I-Time is a 30-minute weekly lesson that students take with others in their cohort as a supplement to the school curriculum. Taught by the cohort’s core-subject teachers, I-Time’s social/emotional focus helps students build strong relationships with teachers and each another — and practice essential life skills, such as communicating effectively and setting personal goals. I-Time also addresses important issues for adolescents, including substance abuse, grief, and bullying.

Strategy 4: Create cohorts of students

In the BARR Model, students take a group of core courses as part of a block, or cohort. Each cohort typically has three core-subject teachers (typically math, English, and science or social studies), and the teachers’ and students’ schedules are aligned so the students take these three core subjects only with other students in their cohort. This structure helps educators cultivate connections — with students and with each other — that allow for more effective education. For example, in a school with an average of 30 students per class, a cohort typically would include three teachers and 90 students. Each of the three teachers (English, math, and social studies, for example) would teach three 9th grade sections of his or her class — 30 students per class to make up the cohort of 90 students. In some schools, cohorts have four teachers.

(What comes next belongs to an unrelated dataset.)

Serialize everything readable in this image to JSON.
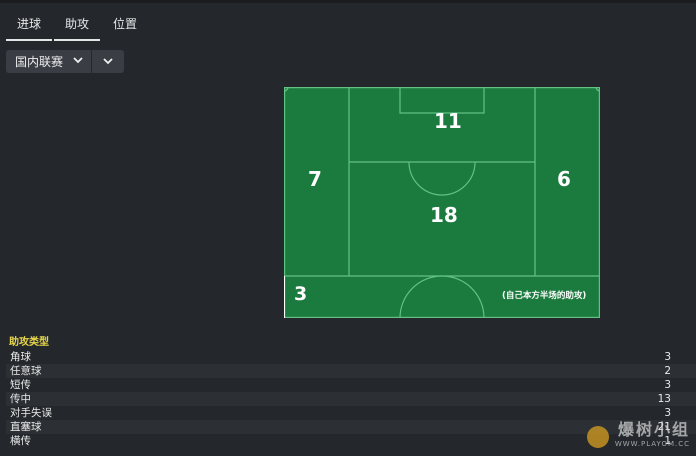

Strategy 5: Hold regular meetings of the cohort teacher teams

The teachers in a cohort have the same scheduled planning period. This teacher team meets weekly to discuss each student in the cohort using student-level performance data that is updated weekly. The teacher team evaluates each student’s progress as well as academic and non-academic obstacles to learning. In these collaborative sessions, teachers identify students who are not on track and determine how to intervene to support them.

Strategy 6: Conduct Risk Review meetings

Cohort teacher teams identify persistently low-performing students and refer them to a Risk Review team, which includes the school’s BARR coordinator, a school administrator, a school social worker/counselor, and other professionals as needed. This team is trained to help the students most in need so the highest-risk students get essential external support. Moreover, because the highest-risk students are getting additional support, the cohort teachers have more time for their students who need support but are not in crisis.

Strategy 7: Engage families in student learning

BARR improves communication with families and makes them active partners. Families are invited to participate in an initial orientation and a parent advisory council. Teachers also regularly call and meet with the parents or guardians of students who need more support so the educators and families can share successes, assess challenges, and work together more effectively.

Strategy 8: Engage administrators

Before the school implements the BARR Model, administrators learn how they can integrate BARR into their school culture and use it to reach their specific school goals. Throughout the school year, administrators regularly communicate with and provide ongoing support to the BARR teams in their schools.